Inside and out, you’re going to have to make a lot of decisions about what materials and products are used. As you’re aiming to be as eco-friendly as possible, select products that are manufactured responsibly and without harmful chemicals. You’ll also want to select things that are durable and won’t need replacing, and things that support a high-performance home that runs efficiently (both in regards to energy and water). Elemental Green was created to make this process easier, so be sure to check out all the products and relevant articles to help you make informed decisions. Here are some pages to start with:

You started this process by collecting your dream products, but now it’s time to get organized without getting overwhelmed. Heidenry recommends compartmentalizing the project:

The nitty-gritty of building a house can be intimidating. There are numerous decisions to make, from massive (deciding where to erect walls) to minuscule (picking light fixtures). This overload of choices can short-circuit some buyers’ brains so they become paralyzed, unable to make any decision at all.

To avoid facing 100 overwhelming questions about bathtubs and windows in one sitting, ask your builder to set up a personalized website, allowing decisions to be made at your leisure. No website?

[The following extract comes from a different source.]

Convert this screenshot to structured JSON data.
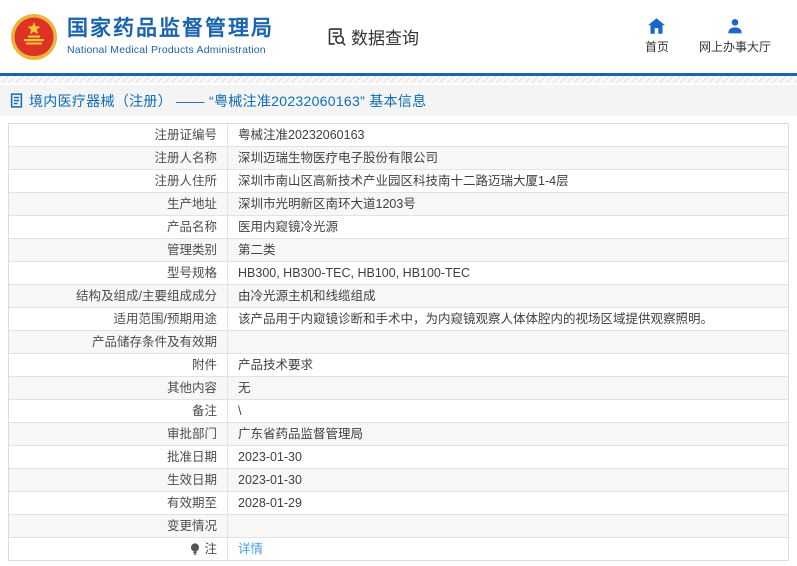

Simply create a binder with your architect and/or builder where choices are organized room by room, step by step.

Compartmentalizing the building process will help you keep moving forward.


#6 Plan thoroughly, but be ready for change

When you’ve gotten down to every last design detail with your team, make sure you have all your ducks in a row with budget, permits, and contracts. This isn’t the funnest stuff, but the rest of it can’t happen without it! Also, like all things in life, we can plan, plan, plan, but unexpected things do come up. Heidenry says:

No matter how carefully you plan your home, what’s seemingly set in stone is bound to change: You decide at the last minute you must have the latest Sub-Zero fridge that just hit the market, or you experience a change of heart about the size of your home office.

So to keep your construction costs from spiraling out of control, make sure to balance out any cost-adding changes with some budget cutting elsewhere. For example, if you decide you must have a walk-in closet, maybe you can temper or shelve your plans for a wraparound deck until later.

And be sure to keep track of EVERYTHING. Chambers recommends using a spreadsheet for tracking.

This is the place where I knew exactly how much things would cost as I added and changed things. You usually get a base price when building, but if you add anything, or take anything off YOU need to keep a spreadsheet. I used to also email this to my builder every few weeks (I’m a painful person I know!), but I had to make sure we were always on the same page and I did not want to be left with any surprises at the end!

With clear communication with your team, you can work through any bumps in the road.


Feeling more confident? Then it’s time to start planning your dream green home. Use this outline to guide you through the process, and happy building!